Why a strategic autonomous EU needs a permanent UNSC seat, and how it might get one
After many debates and statements of principle in recent years, the time for a more structured discussion on the European Union’s future development has arrived. The Conference on the Future of Europe – inspired by an idea first voiced by French President Emmanuel Macron and later announced by the President of the European Commission Ursula von der Leyen in her inaugural address – provides the perfect backdrop for this. The aim of this Conference, after all, is to debate how the European Union should develop in the future, identify where it is rising to the challenges of current times, and enhance those areas that need reform or strengthening.
One of the areas that clearly needs strengthening is the field of foreign policy. With its emphasis on soft power, preference for legal solutions, and enthusiasm for multilateral diplomacy, the European Union has had trouble adjusting to the increasingly complex and multipolar world ruled by great power politics. In addition, institutionalized constraints (member states decide on common foreign and security policy by unanimity, and run their own national policy in parallel) have severely limited its ability to respond adequately to a deteriorating security environment.

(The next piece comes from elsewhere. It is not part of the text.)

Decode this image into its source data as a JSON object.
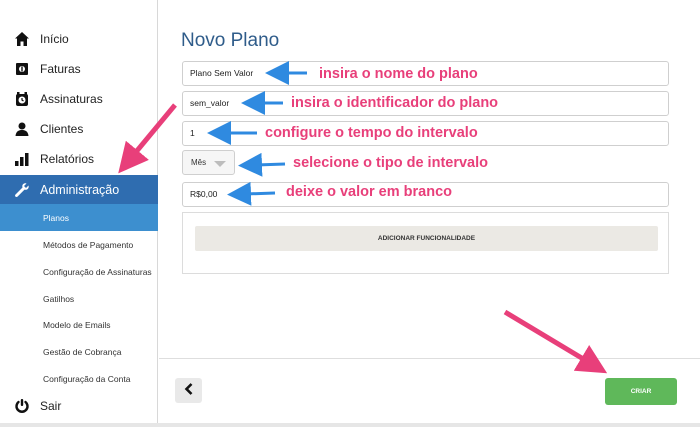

Post-Brexit, the European Union has now also lost the United Kingdom’s global strategic reach, comprehensive military capabilities, nuclear deterrent and its permanent seat at the United Nations Security Council. It goes without saying that this has further hindered the Union’s ability to act autonomously and promote its strategic interests and values on the global stage – an aim set forth in the Union’s strategic agenda for 2019-2024: “the EU needs to pursue a strategic course of action and increase its capacity to act autonomously to safeguard its interests, uphold its values and way of life, and help shape the global future”.